The New York Youth Symphony began its Carnegie Hall concert Sunday afternoon with ''American Slick,'' a work by the young composer William Doerrfeld, who said in a program note that he ''set out with one thing in mind . . . to make the orchestra boogie.'' That he does, in loud-louder-loudest terms that leave this observer inclined to wait and hear what other arrows Mr. Doerrfeld has in his quiver before offering an opinion on his abilities.
The best part of the program went in an opposite direction: the Vaughan Williams ''Fantasia on a Theme by Thomas Tallis,'' led by the orchestra's assistant conductor, Peter Rubardt.

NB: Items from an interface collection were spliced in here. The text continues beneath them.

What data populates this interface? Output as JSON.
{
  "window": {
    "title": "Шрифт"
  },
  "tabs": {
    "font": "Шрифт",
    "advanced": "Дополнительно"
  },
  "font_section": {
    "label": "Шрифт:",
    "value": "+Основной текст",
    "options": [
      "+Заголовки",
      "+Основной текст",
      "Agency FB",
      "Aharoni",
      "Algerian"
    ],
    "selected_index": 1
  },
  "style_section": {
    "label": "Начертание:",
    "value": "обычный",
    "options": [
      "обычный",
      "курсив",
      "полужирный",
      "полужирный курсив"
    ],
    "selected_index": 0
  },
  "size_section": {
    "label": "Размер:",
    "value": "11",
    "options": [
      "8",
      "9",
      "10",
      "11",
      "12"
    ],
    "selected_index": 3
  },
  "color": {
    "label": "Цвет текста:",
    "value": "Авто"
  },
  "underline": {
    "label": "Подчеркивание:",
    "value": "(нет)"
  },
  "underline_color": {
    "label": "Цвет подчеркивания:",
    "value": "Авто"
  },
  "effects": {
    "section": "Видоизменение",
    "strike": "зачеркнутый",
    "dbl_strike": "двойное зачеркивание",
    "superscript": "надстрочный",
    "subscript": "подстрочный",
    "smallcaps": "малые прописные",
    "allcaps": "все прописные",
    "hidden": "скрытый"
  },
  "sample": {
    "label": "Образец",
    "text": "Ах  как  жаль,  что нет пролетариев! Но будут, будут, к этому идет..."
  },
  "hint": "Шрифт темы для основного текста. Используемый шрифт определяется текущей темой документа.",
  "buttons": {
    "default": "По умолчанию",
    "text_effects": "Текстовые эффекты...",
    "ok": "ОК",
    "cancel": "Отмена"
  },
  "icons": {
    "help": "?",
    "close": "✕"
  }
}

His approach was cautious and earnest, but he had a clear idea of the string sound he wanted, and the concentration to mold it. And the idea was good: full, spacious, not too ripe, shimmeringly still at piano, not too dug-in at forte.
The main conductor, David Alan Miller, led a lucid, cool, deft sounding of Stravinsky's ''Symphonies for Wind Instruments'' and brought unagressive breadth to Dvorak's Symphony No. 8 in G. The first two movements of this work are especially testing for the orchestra's solo players, and yes, there were some nervous goofs (the concertmaster in particular gave the impression of not being in his best form). But there was also a feeling for shape and phrase, and for corporate participation in feeling, that one hopes these young players will carry with them as they move into the competitive world ahead.